No one cheered more for our state than Jim
In all my years, I never met a better cheerleader for the entire state of Iowa than Jim Zabel.
Growing up in Waterloo in the late 1950s, I knew who Jim Zabel was due to his broadcasting of Iowa football games for WHO Radio in Des Moines. When I became a newspaperman covering Iowa sports, I got to know Jim on a professional basis.
In 1978, I was named sports editor of The Gazette in Cedar Rapids, following Gus Schrader, who had held that position for over three decades and was a legend in eastern Iowa. The Gazette had a front row seat on the 50-year a line in the Hawkeye press box, and I ran into the man we called “Z” on many occasions.
I left sports in the mid 1980s to become a managing editor and then executive editor and publisher of newspapers, but would still see Jim occasionally. Each time, he greeted me like we were old friends who had not missed a beat for even a week.
There was something about Jim Zabel that was remarkable. He always was upbeat and full of life. He was one of the best-read and knowledgeable people on a variety of topics that I have known, and he loved history. He also was one of the happiest people I ever knew!
He passed away on May 24, at the age of 91. He was at his desk in his home in Phoenix, Arizona, and working on his very popular radio show, “Two Guys Named Jim,” on WHO Radio, one of the largest radio stations in the nation.
His wife, Jill, walked into his den to tell him one of his favorite movies, “Blazing Saddles” – a comedy that starred former Hawkeye football great Alex Karras – was on television, and found him slumped at his desk … gone.
“He died with his boots on,” said Eddie Podolak, the former Iowa and Kansas City Chiefs star that has been the color commentator for Iowa football for two decades
Zabel was born and raised in Davenport, graduating from Davenport High School in 1939. He was a track star and probably the most popular kid in his class.
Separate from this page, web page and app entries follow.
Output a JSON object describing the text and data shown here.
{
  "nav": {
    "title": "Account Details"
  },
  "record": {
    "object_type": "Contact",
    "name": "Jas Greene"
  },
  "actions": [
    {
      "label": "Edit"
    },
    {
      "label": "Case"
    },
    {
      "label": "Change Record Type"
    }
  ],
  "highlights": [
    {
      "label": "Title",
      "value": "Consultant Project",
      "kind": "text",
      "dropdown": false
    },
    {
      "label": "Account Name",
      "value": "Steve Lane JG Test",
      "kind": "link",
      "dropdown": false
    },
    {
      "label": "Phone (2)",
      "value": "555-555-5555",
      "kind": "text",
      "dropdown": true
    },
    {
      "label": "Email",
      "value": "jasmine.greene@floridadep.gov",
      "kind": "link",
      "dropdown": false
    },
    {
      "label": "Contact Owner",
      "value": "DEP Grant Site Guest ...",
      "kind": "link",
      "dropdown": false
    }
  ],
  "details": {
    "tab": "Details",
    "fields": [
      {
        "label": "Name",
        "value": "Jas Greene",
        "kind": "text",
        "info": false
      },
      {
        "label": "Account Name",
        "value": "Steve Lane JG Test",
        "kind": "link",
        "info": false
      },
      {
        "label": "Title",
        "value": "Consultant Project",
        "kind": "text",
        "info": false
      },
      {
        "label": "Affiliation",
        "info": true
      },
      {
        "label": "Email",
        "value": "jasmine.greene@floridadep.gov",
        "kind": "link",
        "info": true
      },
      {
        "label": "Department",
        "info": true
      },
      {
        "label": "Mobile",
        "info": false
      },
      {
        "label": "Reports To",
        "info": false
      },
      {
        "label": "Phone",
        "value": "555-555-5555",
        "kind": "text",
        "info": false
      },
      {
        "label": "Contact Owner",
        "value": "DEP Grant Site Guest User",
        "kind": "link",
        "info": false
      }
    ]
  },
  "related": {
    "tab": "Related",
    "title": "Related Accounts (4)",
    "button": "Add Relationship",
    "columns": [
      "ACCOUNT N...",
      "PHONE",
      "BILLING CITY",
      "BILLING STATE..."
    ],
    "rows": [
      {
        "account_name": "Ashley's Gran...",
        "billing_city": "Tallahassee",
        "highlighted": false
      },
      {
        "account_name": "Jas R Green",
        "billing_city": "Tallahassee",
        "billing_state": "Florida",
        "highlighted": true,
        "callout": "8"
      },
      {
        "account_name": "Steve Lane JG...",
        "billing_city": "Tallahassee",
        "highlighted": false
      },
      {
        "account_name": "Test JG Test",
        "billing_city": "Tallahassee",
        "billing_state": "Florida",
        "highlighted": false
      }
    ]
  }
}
A fellow by the name of Jock Mahoney graduated a year ahead of Jim at DHS, and went on to a long movie and television career in Hollywood, playing Tarzan in two movies, and starring on two TV series, “Range Rider” and Yancey Derringer.”
In 1984, I brought Jock Mahoney to Iowa City for a film festival. Zabel called me to say he was coming to visit his old pal “Jocko.”
Jock was surprised to see Jim Zabel striding down the hallway at the Memorial Union in Iowa City, and the Davenport buddies spent two hours telling stories of “the good old days,” in both Davenport and Iowa City (Jock attended Iowa for two years before leaving for World War II). When Zabel departed, Mahoney said, “Jim is one of a kind … a lot of fun. It was wonderful seeing him again.”
Zabel hobnobbed with movie stars (he dated Cloris Leachman back in their Des Moines days), sports legends, and hosted various TV shows. He interviewed Ronald Reagan 18 times. Jim was very proud of the fact that he followed Reagan into the sports director position at WHO Radio.
Zabel loved Iowa History Journal. He was a subscriber from the very start and had me as a guest on his radio show at least a dozen times since we started publishing in 2009. He bragged about the magazine on the show, and in private.
When I wrote the book Triumph and Tragedy: The Inspiring Stories of Football Legends Fred Becker, Jack Trice, Nile Kinnick and Johnny Bright, there was only one man I wanted to write the foreword. I asked Jim to do it and he agreed immediately. He wrote a tremendous foreword.
Jim Zabel is gone from the scene now and Iowa History Journal has lost a huge booster. WHO Radio has lost its biggest star since Ronald Reagan, and the state of Iowa has lost perhaps the greatest cheerleader it ever had.
Several years ago, in an interview, he told someone he wanted just three words on his tombstone – “He had fun.”
That he did. Rest in peace, Jim Zabel. You ran the race, and ran it extremely well. Your legacy will live on….
(Mike Chapman is the publisher of Iowa History Journal. Born and raised in Waterloo, he retired from a 35-year newspaper career in 2002. He is the author of 21 books and is a public speaker. He and his wife, Bev, live in Newton.)